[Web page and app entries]
☆ ☆ ☆ ☆ ☆

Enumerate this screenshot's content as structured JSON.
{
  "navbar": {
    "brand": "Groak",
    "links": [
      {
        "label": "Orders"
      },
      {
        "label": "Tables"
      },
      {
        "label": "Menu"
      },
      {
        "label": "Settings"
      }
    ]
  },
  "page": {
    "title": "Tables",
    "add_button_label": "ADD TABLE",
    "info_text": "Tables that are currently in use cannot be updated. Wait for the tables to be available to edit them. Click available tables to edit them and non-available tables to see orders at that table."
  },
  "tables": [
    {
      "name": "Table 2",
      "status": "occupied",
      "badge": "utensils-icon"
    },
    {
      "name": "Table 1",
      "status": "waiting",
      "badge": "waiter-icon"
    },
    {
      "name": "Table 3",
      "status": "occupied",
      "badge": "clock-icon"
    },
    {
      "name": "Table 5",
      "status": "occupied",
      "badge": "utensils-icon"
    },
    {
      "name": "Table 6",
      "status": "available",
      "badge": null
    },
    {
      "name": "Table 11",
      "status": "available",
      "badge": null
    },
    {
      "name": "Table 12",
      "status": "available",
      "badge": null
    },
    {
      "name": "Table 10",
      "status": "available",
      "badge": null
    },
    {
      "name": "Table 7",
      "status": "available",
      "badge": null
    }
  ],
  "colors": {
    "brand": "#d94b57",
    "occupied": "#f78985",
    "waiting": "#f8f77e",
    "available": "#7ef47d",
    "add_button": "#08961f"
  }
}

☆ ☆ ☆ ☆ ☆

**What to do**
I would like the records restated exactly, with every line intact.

**Answer for this exercise**
Enumerate this screenshot's content as structured JSON.
{
  "navbar": {
    "brand": "Groak",
    "links": [
      {
        "label": "Orders"
      },
      {
        "label": "Tables"
      },
      {
        "label": "Menu"
      },
      {
        "label": "Settings"
      }
    ]
  },
  "page": {
    "title": "Tables",
    "add_button_label": "ADD TABLE",
    "info_text": "Tables that are currently in use cannot be updated. Wait for the tables to be available to edit them. Click available tables to edit them and non-available tables to see orders at that table."
  },
  "tables": [
    {
      "name": "Table 2",
      "status": "occupied",
      "badge": "utensils-icon"
    },
    {
      "name": "Table 1",
      "status": "waiting",
      "badge": "waiter-icon"
    },
    {
      "name": "Table 3",
      "status": "occupied",
      "badge": "clock-icon"
    },
    {
      "name": "Table 5",
      "status": "occupied",
      "badge": "utensils-icon"
    },
    {
      "name": "Table 6",
      "status": "available",
      "badge": null
    },
    {
      "name": "Table 11",
      "status": "available",
      "badge": null
    },
    {
      "name": "Table 12",
      "status": "available",
      "badge": null
    },
    {
      "name": "Table 10",
      "status": "available",
      "badge": null
    },
    {
      "name": "Table 7",
      "status": "available",
      "badge": null
    }
  ],
  "colors": {
    "brand": "#d94b57",
    "occupied": "#f78985",
    "waiting": "#f8f77e",
    "available": "#7ef47d",
    "add_button": "#08961f"
  }
}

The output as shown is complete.